These changing mores are reflected in the experiences of the most recent of Hickman's subjects, Catherine Walters (1839-1920). Walters found herself with a passionate young admirer who had fully bought into the sort of ideas aired by Acton, even as he paid a courtesan for sexual favours. He declared, in a hilarious bout of wilful self-deception, that Catherine
had never till she met me found the actual lover of her perfect choice, the man to whom she had surrendered all as she had surrendered it to me, and so had given me the right to call her mine, a miraculous virginity which entailed on me a corresponding duty of perpetual love service not less binding than that sanctified by marriage vows.
If only courtesans could enjoy sex - and for that, be outcast - it was also increasingly the case that only courtesans could indulge in something as filthy as (oh no!) being clever:
Ever since the late nineteenth century, women had been bombarded as never before with literature - pamphlets, sermons, manuals and homilies - about their rightful place in society: they were born to obey men, belonged in the home, and any activity which might lure them away from it was not only inappropriate, but actually degrading.
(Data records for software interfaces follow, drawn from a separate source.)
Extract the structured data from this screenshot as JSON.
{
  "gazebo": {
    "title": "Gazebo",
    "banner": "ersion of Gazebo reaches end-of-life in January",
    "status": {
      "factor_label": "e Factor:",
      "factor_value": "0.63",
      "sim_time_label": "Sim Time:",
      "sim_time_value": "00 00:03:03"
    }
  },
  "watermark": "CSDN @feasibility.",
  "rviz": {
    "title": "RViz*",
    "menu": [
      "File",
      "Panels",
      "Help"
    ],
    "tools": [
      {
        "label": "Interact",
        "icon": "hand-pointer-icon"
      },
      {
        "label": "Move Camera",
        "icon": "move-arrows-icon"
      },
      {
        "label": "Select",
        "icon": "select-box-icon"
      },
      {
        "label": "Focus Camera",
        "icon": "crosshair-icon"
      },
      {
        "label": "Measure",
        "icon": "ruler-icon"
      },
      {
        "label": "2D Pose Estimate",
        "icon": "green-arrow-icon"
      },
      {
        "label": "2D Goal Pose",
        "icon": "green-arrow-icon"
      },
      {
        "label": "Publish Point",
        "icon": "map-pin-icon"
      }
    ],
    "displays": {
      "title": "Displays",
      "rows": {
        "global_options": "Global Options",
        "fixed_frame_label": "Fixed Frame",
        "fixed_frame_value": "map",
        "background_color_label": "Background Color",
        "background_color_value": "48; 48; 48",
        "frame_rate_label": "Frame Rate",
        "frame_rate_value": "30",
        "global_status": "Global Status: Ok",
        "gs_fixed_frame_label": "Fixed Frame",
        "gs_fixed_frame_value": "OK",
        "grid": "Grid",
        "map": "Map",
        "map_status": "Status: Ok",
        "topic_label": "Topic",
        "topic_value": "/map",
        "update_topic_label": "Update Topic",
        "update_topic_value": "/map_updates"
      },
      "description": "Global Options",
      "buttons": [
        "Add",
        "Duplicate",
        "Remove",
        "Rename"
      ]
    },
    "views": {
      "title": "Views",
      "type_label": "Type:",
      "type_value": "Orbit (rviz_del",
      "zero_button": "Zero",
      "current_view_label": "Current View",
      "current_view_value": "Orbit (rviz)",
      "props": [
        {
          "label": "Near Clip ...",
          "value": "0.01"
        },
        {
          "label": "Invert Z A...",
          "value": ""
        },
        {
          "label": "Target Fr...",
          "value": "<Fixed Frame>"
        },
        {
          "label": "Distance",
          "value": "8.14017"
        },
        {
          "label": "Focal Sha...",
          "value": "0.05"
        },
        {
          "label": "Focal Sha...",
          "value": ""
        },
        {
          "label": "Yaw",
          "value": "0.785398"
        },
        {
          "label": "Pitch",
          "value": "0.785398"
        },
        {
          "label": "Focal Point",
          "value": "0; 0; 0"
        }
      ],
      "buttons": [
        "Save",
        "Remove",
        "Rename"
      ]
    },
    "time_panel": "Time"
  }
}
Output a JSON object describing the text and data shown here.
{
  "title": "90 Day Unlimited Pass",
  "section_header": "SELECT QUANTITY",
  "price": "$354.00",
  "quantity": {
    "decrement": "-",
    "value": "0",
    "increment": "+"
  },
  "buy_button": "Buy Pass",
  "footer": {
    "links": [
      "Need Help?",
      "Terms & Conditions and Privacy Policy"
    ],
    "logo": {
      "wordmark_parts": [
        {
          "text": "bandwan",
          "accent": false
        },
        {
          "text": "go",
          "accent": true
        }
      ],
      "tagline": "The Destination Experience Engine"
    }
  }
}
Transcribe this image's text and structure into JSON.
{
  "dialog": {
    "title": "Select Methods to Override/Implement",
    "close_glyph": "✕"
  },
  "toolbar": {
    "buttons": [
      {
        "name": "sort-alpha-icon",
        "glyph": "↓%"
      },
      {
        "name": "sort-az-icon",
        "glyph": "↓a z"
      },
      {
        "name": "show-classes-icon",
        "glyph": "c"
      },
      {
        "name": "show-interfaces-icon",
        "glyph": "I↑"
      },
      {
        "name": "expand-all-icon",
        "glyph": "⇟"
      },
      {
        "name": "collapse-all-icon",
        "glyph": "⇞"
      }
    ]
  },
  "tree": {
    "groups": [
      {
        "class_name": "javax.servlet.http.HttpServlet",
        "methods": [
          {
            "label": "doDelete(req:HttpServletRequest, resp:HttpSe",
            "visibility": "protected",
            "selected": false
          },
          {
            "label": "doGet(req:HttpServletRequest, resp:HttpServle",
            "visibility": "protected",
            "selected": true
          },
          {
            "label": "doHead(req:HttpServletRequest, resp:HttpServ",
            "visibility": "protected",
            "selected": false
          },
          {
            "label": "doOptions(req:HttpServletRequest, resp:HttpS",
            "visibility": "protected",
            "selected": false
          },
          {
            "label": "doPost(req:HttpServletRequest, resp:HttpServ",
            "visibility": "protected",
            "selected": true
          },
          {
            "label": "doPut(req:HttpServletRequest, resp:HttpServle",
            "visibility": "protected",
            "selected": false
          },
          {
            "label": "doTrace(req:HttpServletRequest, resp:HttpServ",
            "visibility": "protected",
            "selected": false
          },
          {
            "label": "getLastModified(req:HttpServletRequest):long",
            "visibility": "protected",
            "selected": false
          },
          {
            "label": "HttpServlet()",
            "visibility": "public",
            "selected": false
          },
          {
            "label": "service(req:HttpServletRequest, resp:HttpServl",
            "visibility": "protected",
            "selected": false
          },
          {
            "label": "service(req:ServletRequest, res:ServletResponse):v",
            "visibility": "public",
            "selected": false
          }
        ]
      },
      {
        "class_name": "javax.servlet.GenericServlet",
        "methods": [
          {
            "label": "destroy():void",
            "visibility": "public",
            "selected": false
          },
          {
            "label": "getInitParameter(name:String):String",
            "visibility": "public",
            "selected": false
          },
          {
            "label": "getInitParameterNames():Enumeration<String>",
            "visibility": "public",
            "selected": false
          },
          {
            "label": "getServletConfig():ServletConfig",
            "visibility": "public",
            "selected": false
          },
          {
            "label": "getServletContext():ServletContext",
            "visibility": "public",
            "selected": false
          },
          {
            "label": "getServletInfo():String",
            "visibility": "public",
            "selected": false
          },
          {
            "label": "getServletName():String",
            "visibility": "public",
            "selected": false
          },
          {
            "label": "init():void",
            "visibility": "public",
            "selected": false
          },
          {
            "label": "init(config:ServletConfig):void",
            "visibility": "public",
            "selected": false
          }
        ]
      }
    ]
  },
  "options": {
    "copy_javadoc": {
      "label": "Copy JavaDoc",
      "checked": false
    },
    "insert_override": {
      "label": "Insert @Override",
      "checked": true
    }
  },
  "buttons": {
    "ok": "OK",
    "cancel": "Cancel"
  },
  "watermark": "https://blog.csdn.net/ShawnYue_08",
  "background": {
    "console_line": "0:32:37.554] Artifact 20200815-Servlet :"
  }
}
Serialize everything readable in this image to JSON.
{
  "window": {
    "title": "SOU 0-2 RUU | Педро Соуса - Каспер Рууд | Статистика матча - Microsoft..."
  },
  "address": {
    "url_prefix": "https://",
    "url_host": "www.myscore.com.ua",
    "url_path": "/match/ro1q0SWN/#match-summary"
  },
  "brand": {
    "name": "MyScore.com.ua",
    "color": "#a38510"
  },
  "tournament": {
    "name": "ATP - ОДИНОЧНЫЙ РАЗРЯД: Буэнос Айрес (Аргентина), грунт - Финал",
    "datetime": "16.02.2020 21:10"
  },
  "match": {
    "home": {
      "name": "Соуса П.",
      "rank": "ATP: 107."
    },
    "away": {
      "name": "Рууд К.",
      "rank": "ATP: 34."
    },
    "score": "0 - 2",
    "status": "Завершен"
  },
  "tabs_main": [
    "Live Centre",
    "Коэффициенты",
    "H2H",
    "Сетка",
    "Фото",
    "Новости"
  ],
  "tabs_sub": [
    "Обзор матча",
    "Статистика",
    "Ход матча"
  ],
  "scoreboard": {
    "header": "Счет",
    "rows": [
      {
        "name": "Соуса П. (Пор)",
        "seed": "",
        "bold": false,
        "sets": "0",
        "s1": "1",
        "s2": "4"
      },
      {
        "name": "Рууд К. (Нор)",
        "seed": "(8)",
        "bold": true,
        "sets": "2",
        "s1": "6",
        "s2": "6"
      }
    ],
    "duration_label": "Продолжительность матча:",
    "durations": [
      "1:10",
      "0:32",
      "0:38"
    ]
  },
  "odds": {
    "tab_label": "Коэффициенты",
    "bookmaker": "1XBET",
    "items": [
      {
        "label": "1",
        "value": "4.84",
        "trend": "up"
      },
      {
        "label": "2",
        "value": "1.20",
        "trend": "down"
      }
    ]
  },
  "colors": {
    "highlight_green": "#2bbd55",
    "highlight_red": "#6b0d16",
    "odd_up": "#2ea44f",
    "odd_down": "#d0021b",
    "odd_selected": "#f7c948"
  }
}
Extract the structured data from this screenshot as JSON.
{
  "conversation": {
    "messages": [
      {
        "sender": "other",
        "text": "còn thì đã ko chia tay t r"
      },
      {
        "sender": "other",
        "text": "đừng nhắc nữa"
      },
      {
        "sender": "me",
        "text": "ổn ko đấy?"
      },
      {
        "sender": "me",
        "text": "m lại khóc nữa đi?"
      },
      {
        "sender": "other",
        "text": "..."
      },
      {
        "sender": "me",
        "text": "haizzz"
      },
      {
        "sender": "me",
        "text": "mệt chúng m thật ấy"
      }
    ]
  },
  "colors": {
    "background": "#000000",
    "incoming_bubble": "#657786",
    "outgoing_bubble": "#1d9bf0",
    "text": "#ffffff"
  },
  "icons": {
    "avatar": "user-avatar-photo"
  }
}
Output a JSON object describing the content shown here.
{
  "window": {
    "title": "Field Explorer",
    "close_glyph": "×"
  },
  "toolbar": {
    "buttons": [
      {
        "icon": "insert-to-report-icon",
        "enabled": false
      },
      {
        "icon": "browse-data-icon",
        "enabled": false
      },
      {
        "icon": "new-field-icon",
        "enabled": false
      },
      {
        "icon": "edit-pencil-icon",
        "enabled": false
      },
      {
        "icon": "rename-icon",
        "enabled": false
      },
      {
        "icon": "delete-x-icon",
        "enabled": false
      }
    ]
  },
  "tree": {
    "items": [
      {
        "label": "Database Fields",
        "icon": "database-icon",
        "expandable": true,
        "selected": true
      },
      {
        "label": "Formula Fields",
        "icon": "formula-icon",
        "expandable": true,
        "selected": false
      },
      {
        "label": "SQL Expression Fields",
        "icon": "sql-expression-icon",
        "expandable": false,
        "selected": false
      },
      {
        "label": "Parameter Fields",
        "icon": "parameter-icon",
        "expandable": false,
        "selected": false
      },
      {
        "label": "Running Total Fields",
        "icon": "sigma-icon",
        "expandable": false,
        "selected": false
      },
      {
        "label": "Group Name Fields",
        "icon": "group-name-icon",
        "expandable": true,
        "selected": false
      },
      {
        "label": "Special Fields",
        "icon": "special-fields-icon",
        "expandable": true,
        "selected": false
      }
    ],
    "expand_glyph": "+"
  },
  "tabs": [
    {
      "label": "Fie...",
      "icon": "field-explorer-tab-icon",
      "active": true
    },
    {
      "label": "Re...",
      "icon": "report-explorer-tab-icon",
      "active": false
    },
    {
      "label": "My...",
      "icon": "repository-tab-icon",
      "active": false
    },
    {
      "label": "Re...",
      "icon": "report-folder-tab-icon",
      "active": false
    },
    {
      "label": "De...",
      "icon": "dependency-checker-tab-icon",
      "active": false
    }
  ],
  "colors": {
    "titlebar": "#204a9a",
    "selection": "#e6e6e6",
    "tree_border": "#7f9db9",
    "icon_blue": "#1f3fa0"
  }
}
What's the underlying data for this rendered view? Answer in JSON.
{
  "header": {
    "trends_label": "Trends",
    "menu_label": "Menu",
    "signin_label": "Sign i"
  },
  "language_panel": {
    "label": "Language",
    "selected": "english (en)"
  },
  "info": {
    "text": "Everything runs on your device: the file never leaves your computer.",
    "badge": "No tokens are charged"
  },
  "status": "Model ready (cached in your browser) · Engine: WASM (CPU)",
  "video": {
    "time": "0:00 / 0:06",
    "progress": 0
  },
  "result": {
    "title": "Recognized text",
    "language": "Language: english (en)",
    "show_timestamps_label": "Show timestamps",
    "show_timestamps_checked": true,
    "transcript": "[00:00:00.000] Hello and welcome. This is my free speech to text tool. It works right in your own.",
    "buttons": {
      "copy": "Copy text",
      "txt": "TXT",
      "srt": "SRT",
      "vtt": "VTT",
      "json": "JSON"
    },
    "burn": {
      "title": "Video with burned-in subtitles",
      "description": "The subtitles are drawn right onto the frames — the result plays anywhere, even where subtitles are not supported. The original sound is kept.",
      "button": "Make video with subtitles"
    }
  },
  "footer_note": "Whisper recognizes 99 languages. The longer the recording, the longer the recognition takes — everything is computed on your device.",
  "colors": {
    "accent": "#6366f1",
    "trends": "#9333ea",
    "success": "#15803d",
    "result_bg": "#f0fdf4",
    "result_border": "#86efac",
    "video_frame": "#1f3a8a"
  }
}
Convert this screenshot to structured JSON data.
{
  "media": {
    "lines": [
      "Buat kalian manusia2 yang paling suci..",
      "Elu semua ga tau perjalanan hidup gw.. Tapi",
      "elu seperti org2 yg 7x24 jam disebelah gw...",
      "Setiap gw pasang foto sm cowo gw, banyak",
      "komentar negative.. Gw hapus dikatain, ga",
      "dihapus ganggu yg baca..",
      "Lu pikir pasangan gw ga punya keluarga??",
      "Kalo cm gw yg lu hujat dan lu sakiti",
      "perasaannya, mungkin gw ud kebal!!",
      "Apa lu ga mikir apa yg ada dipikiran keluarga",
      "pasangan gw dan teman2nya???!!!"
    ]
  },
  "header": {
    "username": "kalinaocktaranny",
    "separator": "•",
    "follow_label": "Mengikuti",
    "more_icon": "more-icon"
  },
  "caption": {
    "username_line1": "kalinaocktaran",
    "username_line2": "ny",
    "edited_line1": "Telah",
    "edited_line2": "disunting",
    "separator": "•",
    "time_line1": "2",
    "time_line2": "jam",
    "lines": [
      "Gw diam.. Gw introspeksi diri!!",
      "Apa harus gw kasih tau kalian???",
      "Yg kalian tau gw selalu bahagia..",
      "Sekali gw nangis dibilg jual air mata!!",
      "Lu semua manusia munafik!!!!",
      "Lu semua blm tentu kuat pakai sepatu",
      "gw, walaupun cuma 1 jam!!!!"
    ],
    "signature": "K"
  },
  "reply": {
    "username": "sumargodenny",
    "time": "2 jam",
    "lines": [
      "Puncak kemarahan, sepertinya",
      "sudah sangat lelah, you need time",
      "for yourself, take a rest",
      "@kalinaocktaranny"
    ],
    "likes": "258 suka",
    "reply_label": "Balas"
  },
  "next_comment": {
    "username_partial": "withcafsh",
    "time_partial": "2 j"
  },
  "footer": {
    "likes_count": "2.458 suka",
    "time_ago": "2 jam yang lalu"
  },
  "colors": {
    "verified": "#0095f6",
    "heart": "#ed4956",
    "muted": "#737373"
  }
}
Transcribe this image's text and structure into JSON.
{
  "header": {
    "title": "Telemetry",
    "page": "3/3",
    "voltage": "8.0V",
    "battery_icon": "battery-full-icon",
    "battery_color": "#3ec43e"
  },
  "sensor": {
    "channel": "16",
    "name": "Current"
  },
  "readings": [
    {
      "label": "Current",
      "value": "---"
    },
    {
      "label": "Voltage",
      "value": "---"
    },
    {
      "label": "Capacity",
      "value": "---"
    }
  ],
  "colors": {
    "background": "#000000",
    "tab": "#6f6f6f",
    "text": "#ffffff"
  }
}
Great intellectual talent could never be anything other than a misfortune in a woman, wrote Sarah Jane Ellis, the writer of a number of best-selling manuals for women in the mid-nineteenth century: "a jewel which cannot with propriety be worn." ("The crimsoning blush of modesty," added the High Tory clergyman Richard Polwhele, "will always be more attractive than the sparkle of confident intelligence.")
Reasons to be cheerful you don't live in the 19th century, #237485...